Sunday, August 22, 2010

Mambas on the Loose in Minnesota

    A couple weeks ago an interesting news story about a snake in Minnesota caught my attention.  A family from Sauk Centre received a scare when a five foot long black serpent was spotted outside their home.  What happened next nearly defies belief.

     Black Rat Snakes range throughout the eastern United States.  One of the biggest species within this country, a large individual can span up to eight feet (2.4 m) long.  Harmless to humans, rat snakes feed on, you guessed it, small mammals such as rats and mice.  They’re also important predators of birds.  As they’re highly arboreal, the species spends much of their time crawling through bushes and trees and swallowing any bird eggs or nestlings they can track down.  Controlled studies have suggested rat snakes cue in on adult birds flying to and from a particular area to zero in on the location of bird nests.

    In the southeastern United States, the closely related Gray Rat Snake is commonly encountered crossing the road, lounging in trees adjacent to wetlands or taking up residence around farms.  Although they may not be a welcome guest within the chicken coop, many value the species for rodent control around barns and other buildings.

   Perhaps it’s because snakes are less common overall in more northern climates, but for some reason, although rat snakes are easily recognized as a normal component of the local fauna in the south, those in the northeast and Midwest often freak out and do very strange things when confronted by one.  I think people have a hard time accepting that such a large reptile could possible be a normal resident of their state, blanketed by snow through so much of the year.  Shouldn’t big snakes be found in Florida instead?

    But the fact is, big snakes do actually occur in areas that experience harsh winters, they just take up different strategies to cope with the cold.  For example, Black Rat Snakes, Timber Rattlesnakes, and Black Racers, all large snakes that can be found up and down the east coast, tend to hibernate in underground caverns and rocky caves.  Often, the different species can be found huddled together, perhaps due to a lack of suitable hibernation spots.  In this way they pass the winter months, while their cousins to the south enjoy much longer activity seasons and seldom find the need to escape the frost by engaging in a deep slumber.

   Black Rat Snakes are native to Minnesota, although the state is the limit of the species’ range and they are only found in the southeastern counties.  You may have guessed by now the snake found in Sauk Centre was a Black Rat Snake, but nobody there knew it.  I’ll spare you the details of this encounter, which ended poorly for the snake, but some on the scene were convinced it was a Black Mamba, a highly venomous species ranging through the nations of eastern Africa.  Despite their confidence in their identification skills, I doubt many there knew Black Mambas are actually green (unlike the Black Rat Snake before them).  Other theories suggested the snake was an escapee from a carnival that had passed through recently.
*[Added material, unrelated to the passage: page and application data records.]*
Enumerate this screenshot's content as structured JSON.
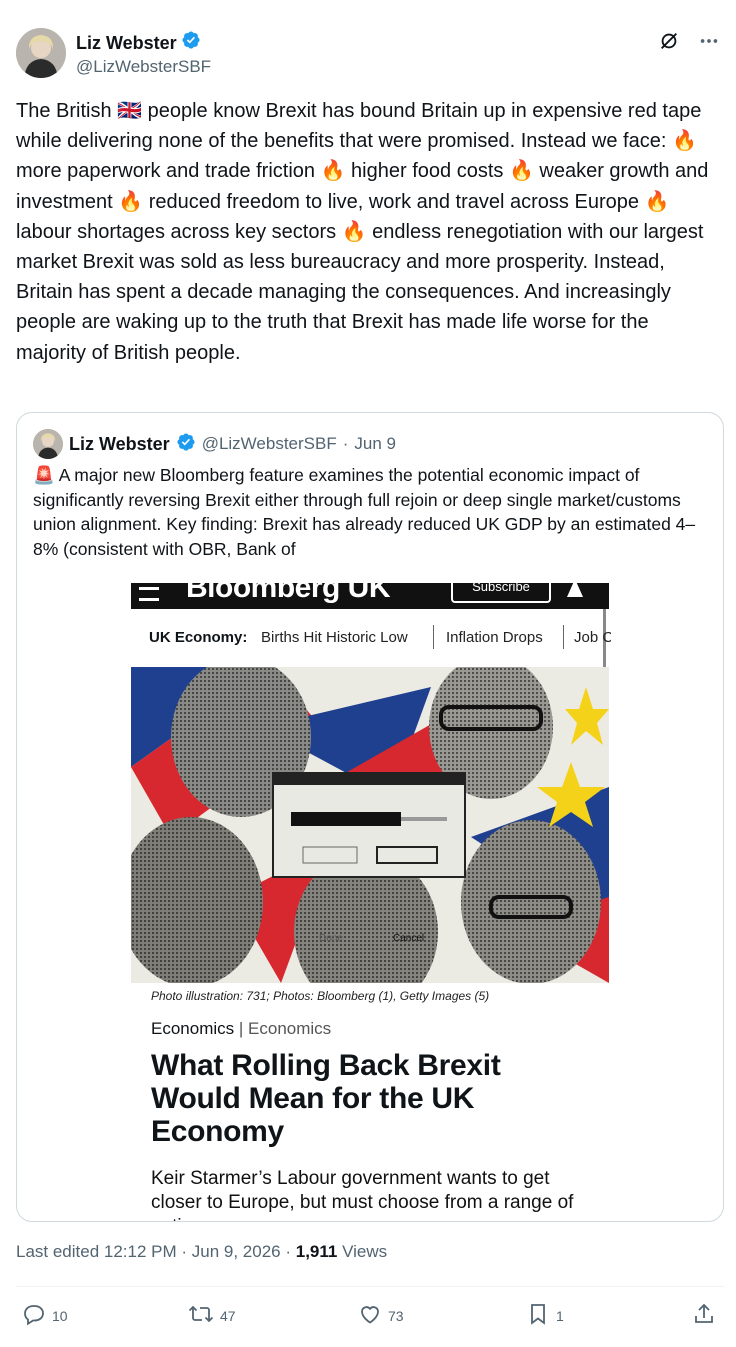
{
  "author": {
    "display_name": "Liz Webster",
    "handle": "@LizWebsterSBF"
  },
  "tweet": {
    "text_parts": [
      "The British ",
      " people know Brexit has bound Britain up in expensive red tape while delivering none of the benefits that were promised. Instead we face: ",
      " more paperwork and trade friction ",
      " higher food costs ",
      " weaker growth and investment ",
      " reduced freedom to live, work and travel across Europe ",
      " labour shortages across key sectors ",
      " endless renegotiation with our largest market Brexit was sold as less bureaucracy and more prosperity. Instead, Britain has spent a decade managing the consequences. And increasingly people are waking up to the truth that Brexit has made life worse for the majority of British people."
    ],
    "emoji": {
      "flag": "🇬🇧",
      "fire": "🔥"
    }
  },
  "quote": {
    "display_name": "Liz Webster",
    "handle": "@LizWebsterSBF",
    "dot": "·",
    "date": "Jun 9",
    "siren": "🚨",
    "text": " A major new Bloomberg feature examines the potential economic impact of significantly reversing Brexit either through full rejoin or deep single market/customs union alignment. Key finding: Brexit has already reduced UK GDP by an estimated 4–8% (consistent with OBR, Bank of",
    "article": {
      "masthead": "Bloomberg UK",
      "subscribe": "Subscribe",
      "topic_label": "UK Economy:",
      "topic_links": [
        "Births Hit Historic Low",
        "Inflation Drops",
        "Job C"
      ],
      "dialog_done": "Done",
      "dialog_cancel": "Cancel",
      "caption": "Photo illustration: 731; Photos: Bloomberg (1), Getty Images (5)",
      "section": "Economics",
      "section_sep": "|",
      "subsection": "Economics",
      "headline": "What Rolling Back Brexit Would Mean for the UK Economy",
      "dek": "Keir Starmer’s Labour government wants to get closer to Europe, but must choose from a range of options"
    }
  },
  "meta": {
    "edited": "Last edited 12:12 PM · Jun 9, 2026 · ",
    "views_count": "1,911",
    "views_label": " Views"
  },
  "actions": {
    "replies": "10",
    "reposts": "47",
    "likes": "73",
    "bookmarks": "1"
  },
  "colors": {
    "verified": "#1d9bf0",
    "text_secondary": "#536471",
    "border": "#cfd9de",
    "flag_red": "#d7282f",
    "flag_blue": "#1f3f8f",
    "eu_yellow": "#f5d21a"
  }
}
   In any case, when confronted with what some felt could be a highly dangerous animal (i.e. the Black Mamba), a particularly adventurous individual decided to kill it with an ice pick.  As an aside, if you’re ever walking through the wilds of Africa and suddenly come across what actually is a highly venomous snake, do not, under any circumstances, try to kill it with a handheld kitchen utensil.  Just walk away.
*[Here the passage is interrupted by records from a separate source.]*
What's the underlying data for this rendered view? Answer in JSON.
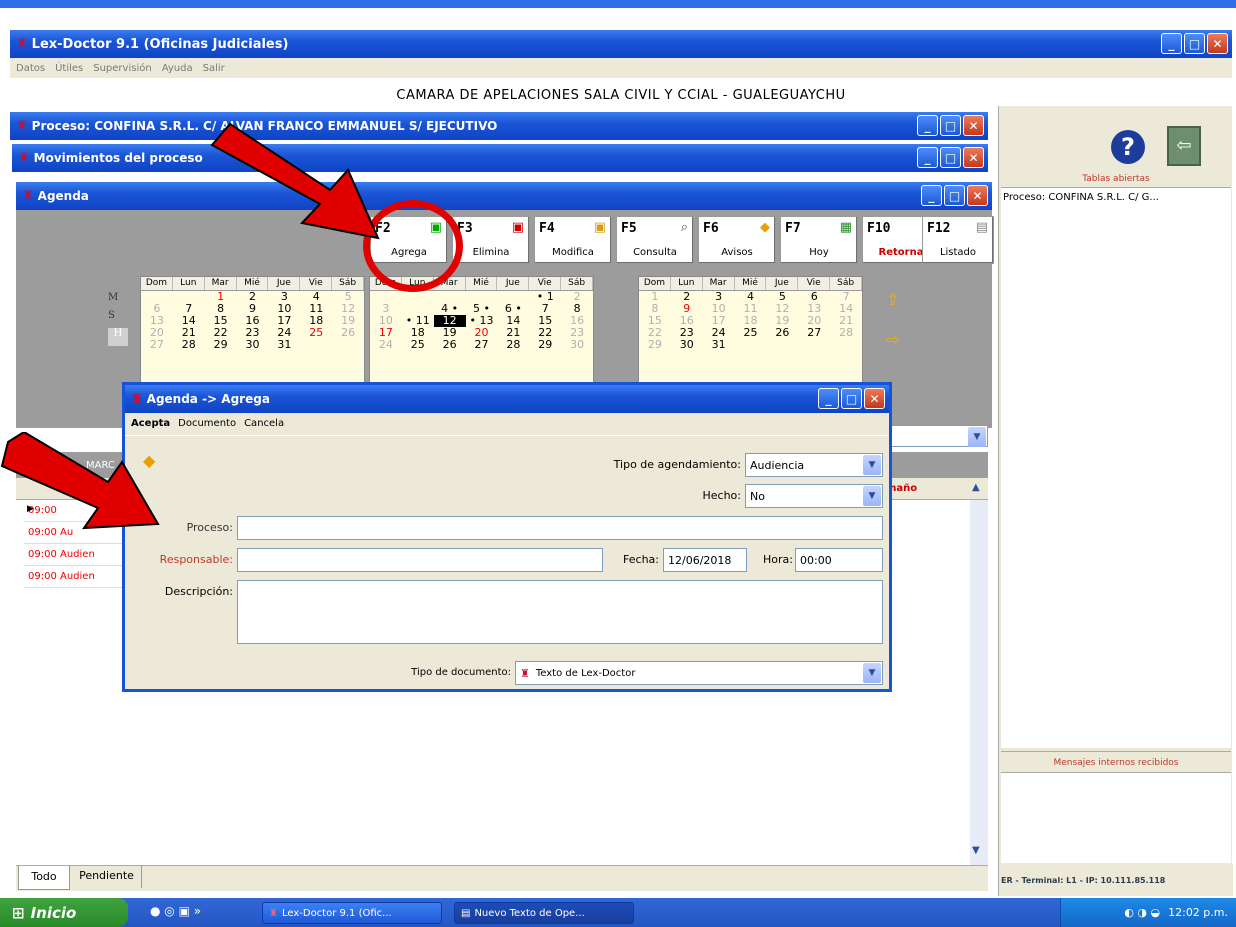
{
  "main_window": {
    "title": "Lex-Doctor 9.1 (Oficinas Judiciales)",
    "menu": [
      "Datos",
      "Útiles",
      "Supervisión",
      "Ayuda",
      "Salir"
    ],
    "court_header": "CAMARA DE APELACIONES SALA CIVIL Y CCIAL - GUALEGUAYCHU"
  },
  "windows": {
    "proceso_title": "Proceso: CONFINA S.R.L. C/ ALVAN FRANCO EMMANUEL S/ EJECUTIVO",
    "movimientos_title": "Movimientos del proceso",
    "agenda_title": "Agenda"
  },
  "toolbar": {
    "buttons": [
      {
        "key": "F2",
        "label": "Agrega"
      },
      {
        "key": "F3",
        "label": "Elimina"
      },
      {
        "key": "F4",
        "label": "Modifica"
      },
      {
        "key": "F5",
        "label": "Consulta"
      },
      {
        "key": "F6",
        "label": "Avisos"
      },
      {
        "key": "F7",
        "label": "Hoy"
      },
      {
        "key": "F10",
        "label": "Retorna"
      },
      {
        "key": "F12",
        "label": "Listado"
      }
    ]
  },
  "calendars": {
    "day_headers": [
      "Dom",
      "Lun",
      "Mar",
      "Mié",
      "Jue",
      "Vie",
      "Sáb"
    ],
    "side_letters": [
      "M",
      "S",
      "H"
    ]
  },
  "agenda_list": {
    "header": "MARC",
    "col_tamano": "maño",
    "rows": [
      "09:00",
      "09:00  Au",
      "09:00  Audien",
      "09:00  Audien"
    ]
  },
  "tabs": {
    "todo": "Todo",
    "pendiente": "Pendiente"
  },
  "right_panel": {
    "tablas_header": "Tablas abiertas",
    "tablas_item": "Proceso: CONFINA S.R.L. C/ G...",
    "mensajes_header": "Mensajes internos recibidos",
    "status": "ER - Terminal: L1 - IP: 10.111.85.118"
  },
  "dialog": {
    "title": "Agenda -> Agrega",
    "menu": {
      "acepta": "Acepta",
      "documento": "Documento",
      "cancela": "Cancela"
    },
    "tipo_label": "Tipo de agendamiento:",
    "tipo_value": "Audiencia",
    "hecho_label": "Hecho:",
    "hecho_value": "No",
    "proceso_label": "Proceso:",
    "proceso_value": "",
    "responsable_label": "Responsable:",
    "responsable_value": "",
    "fecha_label": "Fecha:",
    "fecha_value": "12/06/2018",
    "hora_label": "Hora:",
    "hora_value": "00:00",
    "descripcion_label": "Descripción:",
    "descripcion_value": "",
    "tipo_doc_label": "Tipo de documento:",
    "tipo_doc_value": "Texto de Lex-Doctor"
  },
  "taskbar": {
    "start": "Inicio",
    "item1": "Lex-Doctor 9.1 (Ofic...",
    "item2": "Nuevo Texto de Ope...",
    "clock": "12:02 p.m."
  },
  "colors": {
    "xp_blue": "#1a55d6",
    "annotation_red": "#e00000",
    "calendar_bg": "#fffce0"
  }
}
   The snake attracted more attention when it was dead than when it was alive, and I first heard of it in a news article that included a plea to contact the newspaper if the snake could be identified.  I responded, and after being provided additional photographs, confidently identified the species as the harmless Black Rat Snake I initially suspected.  The follow up story, in which yours truly is quoted, is here.

   As I mentioned, the Black Rat Snake is native to Minnesota (although only the southeastern corner) and this snake was found a couple hundred miles away from the nearest known population.  When I contacted the Minnesota Department of Natural Resources to ensure they knew of this possible range extension, I was informed their stance was this snake was captured elsewhere and released by someone in Sauk Centre.  To support their position, they noted that appropriate habitat didn’t exist in the area where the snake was found and the snake had subtle color differences that suggested it was from a population outside of Minnesota.  Although I didn’t find their conclusion particularly satisfying, considering how little we know about reptiles and how easy it is to overlook a species that was there all along, I concede I know just a small fraction of what they do about their local wildlife.  We’ll just have to wait and see if more rat snakes show up in the area.  If they do, I hope they’re spared the ice pick.

The first three pictures are of Gray Rat Snakes.  The final picture is of the Minnesota snake itself.


Bernard Brown said...

This story had me slapping my forehead too.

Anonymous said...

Black Mambas are actually green? Who wrote this story? Just one piece of advice, "research".

David Steen said...

A google search for black mamba images will reveal their color. Thanks for providing your insights.